"The bottom line is the condition is becoming so bad, it might be dangerous to have people in the bleachers," Portage Township School Superintendent Mike Berta told the School Board on Wednesday night.
The condition of the bleachers has forced the moving of track sectionals from PHS and caused an early decision to hold the high school's graduation ceremony inside. It also has officials looking as to whether they must declare the situation an emergency in order to circumvent normal bidding procedures to have the structure demolished and rebuilt prior to the beginning of the next school year and football season. If the project is not completed by August, some -- if not all -- home football games would have to be moved elsewhere.
Attorney Gregg Sobkowski said state law does allow bypassing the public bidding process if an emergency exists. The district still would have to seek two proposals for the project and award the contract to the best bidder.
However, officials were unsure Wednesday night if they could declare an emergency. They directed maintenance personnel to seek specific time lines on how long it would take for the project to be completed and if the project could be completed within the public bidding process. The public bidding process would require the district to advertise specifications for the project, set a date to open bids and award a contract before work could begin. The process often takes weeks, if not months.
Officials asked the information be obtained before Monday's regular School Board meeting, so that board members could declare an emergency if necessary.
The project, estimated to cost between $1.4 million and $1.5 million, would tear down both home and visitor side bleachers and replace them with a structure of steel beams and aluminum benches. It also would include footings, a concrete pad and some roughed-in utilities so that the area could be ready for additional future construction of a locker room, concession area or storage. Seating would remain at 3,800 on the home side and 1,000 on the visitor side.
Funding for the project will come from proceeds from a recent bond issue.
Berta said a report by Gibraltar Design indicated the concrete piers for 30-year-old structure were poured too shallow, above the frost line, causing the structure to heave as much as 9 inches over time.
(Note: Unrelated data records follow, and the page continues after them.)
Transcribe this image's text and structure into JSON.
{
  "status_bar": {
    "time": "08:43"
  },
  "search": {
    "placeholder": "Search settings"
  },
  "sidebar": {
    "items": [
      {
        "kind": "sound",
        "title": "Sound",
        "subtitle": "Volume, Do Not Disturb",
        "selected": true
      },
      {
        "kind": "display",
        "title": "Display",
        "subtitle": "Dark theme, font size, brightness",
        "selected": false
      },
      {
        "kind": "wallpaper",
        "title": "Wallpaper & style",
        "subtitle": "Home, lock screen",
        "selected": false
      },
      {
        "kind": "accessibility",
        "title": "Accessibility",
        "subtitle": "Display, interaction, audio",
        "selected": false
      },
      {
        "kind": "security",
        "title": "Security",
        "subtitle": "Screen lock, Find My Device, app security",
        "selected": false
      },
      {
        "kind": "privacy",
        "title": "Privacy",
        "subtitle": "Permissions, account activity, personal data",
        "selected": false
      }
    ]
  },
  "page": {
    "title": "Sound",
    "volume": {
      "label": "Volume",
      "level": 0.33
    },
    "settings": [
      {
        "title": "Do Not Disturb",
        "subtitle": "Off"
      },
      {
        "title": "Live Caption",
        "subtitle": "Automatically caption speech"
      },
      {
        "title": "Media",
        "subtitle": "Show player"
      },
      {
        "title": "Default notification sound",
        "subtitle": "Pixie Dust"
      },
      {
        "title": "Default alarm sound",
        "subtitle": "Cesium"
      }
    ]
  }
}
The piers are cracked, steps askew and decking is bowed and splintered. The present structure does not meet ADA requirements.